╭──

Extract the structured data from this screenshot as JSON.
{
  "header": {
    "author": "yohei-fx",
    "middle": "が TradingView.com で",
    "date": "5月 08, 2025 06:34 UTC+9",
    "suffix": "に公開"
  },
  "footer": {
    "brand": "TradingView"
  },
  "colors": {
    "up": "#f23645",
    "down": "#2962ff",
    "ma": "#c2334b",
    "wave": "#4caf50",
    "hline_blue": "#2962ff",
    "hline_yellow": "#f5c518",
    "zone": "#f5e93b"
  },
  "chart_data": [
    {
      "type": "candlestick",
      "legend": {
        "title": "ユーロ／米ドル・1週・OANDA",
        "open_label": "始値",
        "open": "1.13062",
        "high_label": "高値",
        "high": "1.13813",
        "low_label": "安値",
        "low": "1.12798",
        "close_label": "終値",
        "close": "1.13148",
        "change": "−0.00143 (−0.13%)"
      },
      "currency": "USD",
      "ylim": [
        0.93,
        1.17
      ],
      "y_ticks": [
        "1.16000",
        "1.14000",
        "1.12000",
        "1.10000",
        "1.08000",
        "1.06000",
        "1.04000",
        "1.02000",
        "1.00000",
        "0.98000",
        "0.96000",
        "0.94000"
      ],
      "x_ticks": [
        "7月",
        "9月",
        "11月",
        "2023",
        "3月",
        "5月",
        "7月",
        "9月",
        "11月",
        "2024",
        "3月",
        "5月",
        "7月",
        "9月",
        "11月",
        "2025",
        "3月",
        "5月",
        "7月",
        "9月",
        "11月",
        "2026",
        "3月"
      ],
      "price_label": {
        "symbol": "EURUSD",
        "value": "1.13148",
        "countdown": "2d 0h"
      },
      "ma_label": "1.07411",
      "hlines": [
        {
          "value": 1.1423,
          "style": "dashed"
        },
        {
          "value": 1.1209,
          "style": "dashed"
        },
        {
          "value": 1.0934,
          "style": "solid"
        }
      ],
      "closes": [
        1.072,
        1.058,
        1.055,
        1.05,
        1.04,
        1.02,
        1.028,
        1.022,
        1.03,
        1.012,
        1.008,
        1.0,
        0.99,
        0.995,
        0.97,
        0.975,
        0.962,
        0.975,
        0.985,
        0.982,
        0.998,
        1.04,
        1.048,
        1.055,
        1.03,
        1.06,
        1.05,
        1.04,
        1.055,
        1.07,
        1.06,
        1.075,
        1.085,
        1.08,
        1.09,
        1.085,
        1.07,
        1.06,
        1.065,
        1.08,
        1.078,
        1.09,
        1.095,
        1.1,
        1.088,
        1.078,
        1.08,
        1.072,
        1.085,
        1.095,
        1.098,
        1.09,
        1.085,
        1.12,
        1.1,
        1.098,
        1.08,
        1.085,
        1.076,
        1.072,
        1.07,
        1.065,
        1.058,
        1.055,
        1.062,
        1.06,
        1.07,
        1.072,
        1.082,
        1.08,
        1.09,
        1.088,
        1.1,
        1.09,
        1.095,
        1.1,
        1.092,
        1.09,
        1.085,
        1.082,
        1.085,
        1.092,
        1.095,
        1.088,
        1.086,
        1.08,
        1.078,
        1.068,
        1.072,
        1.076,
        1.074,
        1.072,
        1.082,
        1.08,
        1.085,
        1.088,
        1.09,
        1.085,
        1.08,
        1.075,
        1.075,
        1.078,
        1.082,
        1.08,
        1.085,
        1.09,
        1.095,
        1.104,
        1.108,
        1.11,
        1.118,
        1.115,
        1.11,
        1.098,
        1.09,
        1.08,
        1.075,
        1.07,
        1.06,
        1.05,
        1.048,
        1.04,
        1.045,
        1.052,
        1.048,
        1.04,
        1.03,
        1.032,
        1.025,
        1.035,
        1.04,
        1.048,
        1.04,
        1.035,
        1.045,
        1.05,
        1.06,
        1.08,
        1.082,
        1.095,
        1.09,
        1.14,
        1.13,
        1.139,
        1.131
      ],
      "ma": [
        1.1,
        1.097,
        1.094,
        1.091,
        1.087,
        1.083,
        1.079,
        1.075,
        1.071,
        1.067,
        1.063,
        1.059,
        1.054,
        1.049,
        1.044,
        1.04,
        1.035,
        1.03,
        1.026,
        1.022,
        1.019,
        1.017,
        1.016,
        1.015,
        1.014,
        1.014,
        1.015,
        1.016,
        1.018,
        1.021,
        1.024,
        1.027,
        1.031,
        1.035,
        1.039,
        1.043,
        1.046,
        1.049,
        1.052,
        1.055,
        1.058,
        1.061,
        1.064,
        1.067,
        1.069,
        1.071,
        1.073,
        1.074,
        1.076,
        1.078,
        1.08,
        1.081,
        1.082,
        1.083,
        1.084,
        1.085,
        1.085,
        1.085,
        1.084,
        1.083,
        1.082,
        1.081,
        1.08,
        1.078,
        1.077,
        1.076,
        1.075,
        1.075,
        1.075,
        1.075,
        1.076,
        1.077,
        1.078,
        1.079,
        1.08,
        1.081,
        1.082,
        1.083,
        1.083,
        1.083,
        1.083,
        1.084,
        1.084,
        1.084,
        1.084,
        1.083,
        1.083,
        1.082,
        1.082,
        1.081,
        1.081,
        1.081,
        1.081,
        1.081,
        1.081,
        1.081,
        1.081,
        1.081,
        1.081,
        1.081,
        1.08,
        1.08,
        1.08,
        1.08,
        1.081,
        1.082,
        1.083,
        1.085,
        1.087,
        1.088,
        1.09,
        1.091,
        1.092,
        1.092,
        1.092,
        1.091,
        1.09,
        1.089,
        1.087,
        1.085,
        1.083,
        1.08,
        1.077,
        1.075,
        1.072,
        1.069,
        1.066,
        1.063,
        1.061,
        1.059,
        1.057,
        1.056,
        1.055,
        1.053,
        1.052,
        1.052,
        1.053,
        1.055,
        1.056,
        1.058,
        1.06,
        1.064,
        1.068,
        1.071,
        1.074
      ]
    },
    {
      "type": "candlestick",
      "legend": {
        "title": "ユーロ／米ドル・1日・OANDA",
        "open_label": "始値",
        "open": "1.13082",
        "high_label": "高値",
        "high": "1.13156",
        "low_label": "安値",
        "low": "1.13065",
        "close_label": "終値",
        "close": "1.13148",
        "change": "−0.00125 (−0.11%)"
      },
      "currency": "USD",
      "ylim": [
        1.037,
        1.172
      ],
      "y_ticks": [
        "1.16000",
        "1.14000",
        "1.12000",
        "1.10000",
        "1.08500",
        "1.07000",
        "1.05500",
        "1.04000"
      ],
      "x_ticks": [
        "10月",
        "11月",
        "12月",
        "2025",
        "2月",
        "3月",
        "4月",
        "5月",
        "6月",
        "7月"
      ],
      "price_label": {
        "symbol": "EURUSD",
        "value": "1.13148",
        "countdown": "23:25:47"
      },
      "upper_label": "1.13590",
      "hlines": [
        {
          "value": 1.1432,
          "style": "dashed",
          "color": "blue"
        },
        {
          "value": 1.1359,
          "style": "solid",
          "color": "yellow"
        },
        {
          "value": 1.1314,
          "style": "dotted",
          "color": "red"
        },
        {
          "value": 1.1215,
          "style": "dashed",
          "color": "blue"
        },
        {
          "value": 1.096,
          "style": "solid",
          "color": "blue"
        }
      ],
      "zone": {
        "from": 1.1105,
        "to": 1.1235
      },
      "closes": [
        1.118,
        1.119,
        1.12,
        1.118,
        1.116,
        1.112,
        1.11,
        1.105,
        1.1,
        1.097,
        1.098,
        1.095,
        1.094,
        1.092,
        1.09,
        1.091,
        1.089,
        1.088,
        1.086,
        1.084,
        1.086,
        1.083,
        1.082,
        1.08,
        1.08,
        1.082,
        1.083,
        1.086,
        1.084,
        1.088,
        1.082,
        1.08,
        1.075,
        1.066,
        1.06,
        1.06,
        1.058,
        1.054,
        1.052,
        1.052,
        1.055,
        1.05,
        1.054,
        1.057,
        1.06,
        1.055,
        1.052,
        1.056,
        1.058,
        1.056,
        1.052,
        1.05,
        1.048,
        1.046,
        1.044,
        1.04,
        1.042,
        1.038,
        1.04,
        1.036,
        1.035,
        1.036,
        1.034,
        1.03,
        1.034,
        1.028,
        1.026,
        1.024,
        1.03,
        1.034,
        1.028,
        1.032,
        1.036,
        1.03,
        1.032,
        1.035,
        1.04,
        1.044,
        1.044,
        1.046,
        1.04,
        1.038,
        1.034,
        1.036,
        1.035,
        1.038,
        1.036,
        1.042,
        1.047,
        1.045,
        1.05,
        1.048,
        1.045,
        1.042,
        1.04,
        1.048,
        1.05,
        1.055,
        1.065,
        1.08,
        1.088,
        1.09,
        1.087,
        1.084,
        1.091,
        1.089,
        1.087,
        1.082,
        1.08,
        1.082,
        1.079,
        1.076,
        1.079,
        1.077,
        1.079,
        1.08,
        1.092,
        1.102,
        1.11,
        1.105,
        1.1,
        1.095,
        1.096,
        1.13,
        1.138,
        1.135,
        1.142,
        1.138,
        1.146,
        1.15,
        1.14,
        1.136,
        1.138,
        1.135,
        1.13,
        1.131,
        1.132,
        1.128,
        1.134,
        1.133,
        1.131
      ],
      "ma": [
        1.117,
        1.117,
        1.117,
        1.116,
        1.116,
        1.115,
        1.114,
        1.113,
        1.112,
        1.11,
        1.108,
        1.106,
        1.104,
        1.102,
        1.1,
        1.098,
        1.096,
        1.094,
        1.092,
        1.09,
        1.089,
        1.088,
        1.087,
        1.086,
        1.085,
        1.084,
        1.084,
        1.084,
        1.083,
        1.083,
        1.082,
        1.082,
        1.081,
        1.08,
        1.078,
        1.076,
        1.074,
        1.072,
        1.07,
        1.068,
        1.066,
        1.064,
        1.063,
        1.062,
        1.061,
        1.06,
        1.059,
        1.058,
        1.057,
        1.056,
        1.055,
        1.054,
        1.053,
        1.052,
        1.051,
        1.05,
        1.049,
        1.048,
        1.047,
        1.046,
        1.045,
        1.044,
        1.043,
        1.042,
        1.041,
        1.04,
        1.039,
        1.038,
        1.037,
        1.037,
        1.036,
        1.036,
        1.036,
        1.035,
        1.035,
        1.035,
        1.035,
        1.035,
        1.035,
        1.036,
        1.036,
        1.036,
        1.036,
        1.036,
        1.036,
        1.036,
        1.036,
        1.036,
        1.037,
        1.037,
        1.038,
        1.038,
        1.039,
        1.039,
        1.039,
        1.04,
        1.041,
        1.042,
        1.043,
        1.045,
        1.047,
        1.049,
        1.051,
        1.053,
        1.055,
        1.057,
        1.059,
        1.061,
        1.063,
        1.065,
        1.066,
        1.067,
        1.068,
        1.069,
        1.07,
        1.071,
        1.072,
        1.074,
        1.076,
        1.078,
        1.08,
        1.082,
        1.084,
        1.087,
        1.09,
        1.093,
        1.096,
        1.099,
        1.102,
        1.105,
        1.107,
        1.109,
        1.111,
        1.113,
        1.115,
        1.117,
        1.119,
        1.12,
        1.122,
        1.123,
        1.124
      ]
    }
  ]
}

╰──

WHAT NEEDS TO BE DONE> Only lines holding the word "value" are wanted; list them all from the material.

EXERCISE SOLUTION>
        "value": "1.13148",
          "value": 1.1423,
          "value": 1.1209,
          "value": 1.0934,
        "value": "1.13148",
          "value": 1.1432,
          "value": 1.1359,
          "value": 1.1314,
          "value": 1.1215,
          "value": 1.096,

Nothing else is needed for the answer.